Give back and help grow the game of tennis through Officiating. Traditionally, officials start at district and section community events, which include USTA- sanctioned wheelchair, junior and adult tournaments. After gaining knowledge and experience, officials may show interest in officiating at professional level events, including the USTA Pro Circuit, ATP World Tour, WTA Tour, Davis and Fed Cup tie and Grand Slam tournaments.
Requirements to Become a USTA Certified Official:
- Be a USTA Member. (To become a member, click here.)
- Complete online Safe Play Training, which includes passing a criminal background check (click here). If you are under 18, please click here to request a background screening waiver.
- Complete the Introduction to Officiating, Rules and Regulations modules, and Roving 1 to complete the testing requirement for Provisional Certification. Click here to access these courses.
- Submit to the USTA a physician's or an optometrist's statement attesting that the official has 20/20 visions, either corrected or uncorrected in each eye. Click here for the vision form. Please note that the vision form must be dated after Dec. 1, 2016.
Once you have completed the requirements, please contact your section chairperson for additional information and next steps.
USTA Officiating Uniform
Click here for the USTA Officiating uniform guide and the link to order the uniform items.
Friend at Court
"Friend at Court" is the book of rules and regulations under which tennis is played in the United States. It is recommended reading for players, parents, coaches, teachers, tournament directors, league officials and anyone who wants a finer understanding of the game.
Click here to view "Friend at Court" online.
All officials begin at the community pathway by gaining experience and knowledge. Community events include USTA-sanctioned junior and adult tournaments, district and sectional events, collegiate events and national championships.
After gaining experience as an official in community events, some officials may choose to look toward the professional pathway. Similar to tennis players, officials begin working at lower-level Pro Circuit events before moving to ATP/WTA events, Davis Cup and Fed Cup and Grand Slam tournaments.

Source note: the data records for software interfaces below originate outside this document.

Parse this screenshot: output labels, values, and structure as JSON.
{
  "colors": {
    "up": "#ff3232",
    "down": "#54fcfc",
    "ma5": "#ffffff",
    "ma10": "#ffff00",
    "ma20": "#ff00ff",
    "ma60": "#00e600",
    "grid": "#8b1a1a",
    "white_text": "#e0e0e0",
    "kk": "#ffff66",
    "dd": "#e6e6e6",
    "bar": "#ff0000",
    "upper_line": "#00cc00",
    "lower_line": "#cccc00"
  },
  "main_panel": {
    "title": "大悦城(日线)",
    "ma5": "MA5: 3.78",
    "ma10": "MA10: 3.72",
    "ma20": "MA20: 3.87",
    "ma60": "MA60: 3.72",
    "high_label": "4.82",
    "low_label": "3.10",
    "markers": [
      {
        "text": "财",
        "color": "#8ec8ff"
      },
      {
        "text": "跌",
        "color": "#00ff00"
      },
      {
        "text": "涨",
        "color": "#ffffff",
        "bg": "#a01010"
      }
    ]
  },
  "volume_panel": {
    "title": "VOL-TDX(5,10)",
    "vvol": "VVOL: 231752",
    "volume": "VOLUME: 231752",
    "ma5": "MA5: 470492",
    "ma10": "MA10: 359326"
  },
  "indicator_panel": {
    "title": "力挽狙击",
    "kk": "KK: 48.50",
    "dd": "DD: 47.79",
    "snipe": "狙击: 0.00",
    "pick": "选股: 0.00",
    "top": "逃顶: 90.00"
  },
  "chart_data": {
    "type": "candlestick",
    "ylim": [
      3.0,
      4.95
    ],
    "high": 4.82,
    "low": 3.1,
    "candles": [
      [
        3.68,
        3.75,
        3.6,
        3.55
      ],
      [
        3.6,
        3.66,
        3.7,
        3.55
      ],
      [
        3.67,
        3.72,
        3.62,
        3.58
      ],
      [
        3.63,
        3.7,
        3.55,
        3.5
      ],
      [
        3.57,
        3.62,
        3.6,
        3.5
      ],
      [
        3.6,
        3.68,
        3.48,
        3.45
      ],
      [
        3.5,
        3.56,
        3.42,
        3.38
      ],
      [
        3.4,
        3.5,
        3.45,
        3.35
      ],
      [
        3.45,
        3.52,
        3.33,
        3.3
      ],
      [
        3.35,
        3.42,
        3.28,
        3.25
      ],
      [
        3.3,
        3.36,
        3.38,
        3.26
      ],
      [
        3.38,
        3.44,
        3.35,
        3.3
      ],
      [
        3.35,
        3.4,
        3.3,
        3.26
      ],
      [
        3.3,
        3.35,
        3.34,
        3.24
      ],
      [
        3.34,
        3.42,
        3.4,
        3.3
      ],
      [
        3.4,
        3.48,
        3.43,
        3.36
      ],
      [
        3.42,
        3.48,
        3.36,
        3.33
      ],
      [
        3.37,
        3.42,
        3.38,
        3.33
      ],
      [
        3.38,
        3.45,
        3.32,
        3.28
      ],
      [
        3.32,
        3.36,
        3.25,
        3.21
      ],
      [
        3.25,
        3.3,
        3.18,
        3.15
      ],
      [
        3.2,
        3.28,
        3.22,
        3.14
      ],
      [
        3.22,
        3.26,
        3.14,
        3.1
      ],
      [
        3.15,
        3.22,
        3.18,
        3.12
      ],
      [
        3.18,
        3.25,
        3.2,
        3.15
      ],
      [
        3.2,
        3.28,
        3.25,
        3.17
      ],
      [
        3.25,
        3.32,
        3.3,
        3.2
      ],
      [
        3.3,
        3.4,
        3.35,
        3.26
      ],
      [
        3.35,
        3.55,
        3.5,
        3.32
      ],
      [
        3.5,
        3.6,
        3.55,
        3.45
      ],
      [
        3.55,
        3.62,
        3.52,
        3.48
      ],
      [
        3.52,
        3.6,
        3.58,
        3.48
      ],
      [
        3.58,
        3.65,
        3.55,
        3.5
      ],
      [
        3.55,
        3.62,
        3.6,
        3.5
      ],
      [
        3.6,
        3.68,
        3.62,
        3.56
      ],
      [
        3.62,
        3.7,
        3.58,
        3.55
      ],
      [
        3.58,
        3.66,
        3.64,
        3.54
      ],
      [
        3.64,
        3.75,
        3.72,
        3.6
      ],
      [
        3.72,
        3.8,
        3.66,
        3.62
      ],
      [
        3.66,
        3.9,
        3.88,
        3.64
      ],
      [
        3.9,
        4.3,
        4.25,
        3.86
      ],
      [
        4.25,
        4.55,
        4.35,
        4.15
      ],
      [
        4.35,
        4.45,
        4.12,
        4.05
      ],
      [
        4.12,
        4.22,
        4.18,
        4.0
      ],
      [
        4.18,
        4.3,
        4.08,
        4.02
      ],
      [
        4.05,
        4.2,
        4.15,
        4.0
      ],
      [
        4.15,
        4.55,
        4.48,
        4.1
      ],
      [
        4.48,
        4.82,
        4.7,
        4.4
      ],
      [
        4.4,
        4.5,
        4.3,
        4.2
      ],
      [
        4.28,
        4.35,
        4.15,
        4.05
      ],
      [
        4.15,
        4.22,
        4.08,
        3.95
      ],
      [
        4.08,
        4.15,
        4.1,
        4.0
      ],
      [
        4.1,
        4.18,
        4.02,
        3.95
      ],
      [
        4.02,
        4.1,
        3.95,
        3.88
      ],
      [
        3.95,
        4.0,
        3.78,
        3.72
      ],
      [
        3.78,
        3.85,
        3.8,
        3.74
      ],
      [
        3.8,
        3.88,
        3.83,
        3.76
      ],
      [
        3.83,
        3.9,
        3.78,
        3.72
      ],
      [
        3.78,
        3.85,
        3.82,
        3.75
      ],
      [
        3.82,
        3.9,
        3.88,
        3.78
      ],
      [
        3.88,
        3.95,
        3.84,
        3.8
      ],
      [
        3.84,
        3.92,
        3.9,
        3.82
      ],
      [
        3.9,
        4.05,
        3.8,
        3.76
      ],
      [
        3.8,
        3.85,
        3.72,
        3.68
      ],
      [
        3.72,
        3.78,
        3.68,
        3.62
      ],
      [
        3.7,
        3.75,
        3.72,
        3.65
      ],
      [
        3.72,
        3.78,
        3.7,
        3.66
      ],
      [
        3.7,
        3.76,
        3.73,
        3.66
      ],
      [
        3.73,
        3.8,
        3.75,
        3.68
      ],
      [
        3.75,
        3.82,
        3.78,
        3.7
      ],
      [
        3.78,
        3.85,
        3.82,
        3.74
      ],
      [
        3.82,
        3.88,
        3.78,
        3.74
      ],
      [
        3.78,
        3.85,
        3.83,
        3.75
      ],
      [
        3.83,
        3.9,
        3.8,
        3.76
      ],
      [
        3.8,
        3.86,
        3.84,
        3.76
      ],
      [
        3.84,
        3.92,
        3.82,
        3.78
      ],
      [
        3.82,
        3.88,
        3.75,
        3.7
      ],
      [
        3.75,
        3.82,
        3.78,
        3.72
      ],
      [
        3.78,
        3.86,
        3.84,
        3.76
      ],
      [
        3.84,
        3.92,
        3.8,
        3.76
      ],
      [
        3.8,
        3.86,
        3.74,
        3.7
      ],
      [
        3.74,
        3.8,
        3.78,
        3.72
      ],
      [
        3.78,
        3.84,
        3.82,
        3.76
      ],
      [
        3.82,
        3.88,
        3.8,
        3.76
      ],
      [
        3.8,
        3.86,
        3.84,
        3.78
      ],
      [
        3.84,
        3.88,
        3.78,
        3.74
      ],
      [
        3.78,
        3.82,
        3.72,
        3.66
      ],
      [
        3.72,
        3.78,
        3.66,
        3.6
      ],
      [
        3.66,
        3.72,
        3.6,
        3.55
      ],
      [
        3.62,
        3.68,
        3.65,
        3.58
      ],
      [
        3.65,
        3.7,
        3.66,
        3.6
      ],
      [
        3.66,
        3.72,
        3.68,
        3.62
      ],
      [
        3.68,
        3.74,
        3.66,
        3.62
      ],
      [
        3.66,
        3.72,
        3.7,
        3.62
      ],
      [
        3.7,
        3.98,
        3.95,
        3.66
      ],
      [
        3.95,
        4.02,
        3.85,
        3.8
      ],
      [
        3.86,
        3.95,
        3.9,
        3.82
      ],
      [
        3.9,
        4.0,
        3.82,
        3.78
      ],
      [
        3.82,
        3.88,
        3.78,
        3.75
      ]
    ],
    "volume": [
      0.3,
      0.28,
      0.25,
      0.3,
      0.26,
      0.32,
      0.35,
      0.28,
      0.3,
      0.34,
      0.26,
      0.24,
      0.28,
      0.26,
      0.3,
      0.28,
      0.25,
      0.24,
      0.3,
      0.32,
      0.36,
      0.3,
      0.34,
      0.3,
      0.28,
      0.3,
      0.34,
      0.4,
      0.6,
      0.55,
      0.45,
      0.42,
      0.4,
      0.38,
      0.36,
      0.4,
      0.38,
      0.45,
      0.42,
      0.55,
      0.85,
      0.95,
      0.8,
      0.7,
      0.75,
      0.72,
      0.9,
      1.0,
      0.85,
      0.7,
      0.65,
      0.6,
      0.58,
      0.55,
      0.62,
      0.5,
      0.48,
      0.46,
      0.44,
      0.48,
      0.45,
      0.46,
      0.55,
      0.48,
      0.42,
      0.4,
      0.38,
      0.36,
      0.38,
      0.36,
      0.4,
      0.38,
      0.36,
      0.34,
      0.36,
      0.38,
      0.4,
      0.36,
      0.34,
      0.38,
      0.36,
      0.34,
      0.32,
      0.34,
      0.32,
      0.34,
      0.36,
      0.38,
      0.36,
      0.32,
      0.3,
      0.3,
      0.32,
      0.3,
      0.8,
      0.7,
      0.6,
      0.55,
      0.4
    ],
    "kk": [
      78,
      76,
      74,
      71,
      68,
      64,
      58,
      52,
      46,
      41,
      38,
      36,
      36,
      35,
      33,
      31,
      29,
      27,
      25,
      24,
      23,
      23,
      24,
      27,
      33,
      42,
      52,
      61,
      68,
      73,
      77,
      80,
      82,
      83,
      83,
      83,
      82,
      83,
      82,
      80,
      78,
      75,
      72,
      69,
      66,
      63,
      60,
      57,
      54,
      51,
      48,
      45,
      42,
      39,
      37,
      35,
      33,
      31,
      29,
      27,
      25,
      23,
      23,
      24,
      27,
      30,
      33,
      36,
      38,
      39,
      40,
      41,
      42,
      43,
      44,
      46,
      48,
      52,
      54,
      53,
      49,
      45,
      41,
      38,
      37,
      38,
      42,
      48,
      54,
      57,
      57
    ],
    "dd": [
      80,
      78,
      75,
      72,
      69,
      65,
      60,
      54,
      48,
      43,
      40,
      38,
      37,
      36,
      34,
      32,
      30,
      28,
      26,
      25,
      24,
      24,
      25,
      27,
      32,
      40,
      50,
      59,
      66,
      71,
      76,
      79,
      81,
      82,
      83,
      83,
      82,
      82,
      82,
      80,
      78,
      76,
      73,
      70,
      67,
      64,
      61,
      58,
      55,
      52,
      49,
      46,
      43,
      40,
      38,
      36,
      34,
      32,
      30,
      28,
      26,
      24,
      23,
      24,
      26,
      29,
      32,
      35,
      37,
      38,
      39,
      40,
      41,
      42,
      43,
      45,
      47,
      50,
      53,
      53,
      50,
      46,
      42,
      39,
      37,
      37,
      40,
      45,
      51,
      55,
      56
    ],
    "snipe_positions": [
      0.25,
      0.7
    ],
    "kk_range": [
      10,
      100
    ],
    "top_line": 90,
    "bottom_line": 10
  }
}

A roving umpire is an official other than the referee or deputy referee who exercises jurisdiction over one or more courts. Roving umpires are responsible for setting up the courts, maintaining proper warm-up and rest-period times, resolving scoring disputes, controlling spectators and enforcing the rules of tennis.
A chair umpire is the official responsible for conducting one match in accordance with the ITF Rules of Tennis and USTA Regulations.
A line umpire is an official responsible for calling all shots directed to the lines assigned to the official.
A chief umpire is an official responsible for hiring the officials. In many tournaments, the referee will delegate to the chief umpire the responsibility for assigning, replacing and reassigning officials.
The referee is generally responsible for supervising all aspects of play and assuring that the competition is fair and played under the ITF Rules of Tennis and USTA Regulations.
For information or questions about becoming an official, contact us here.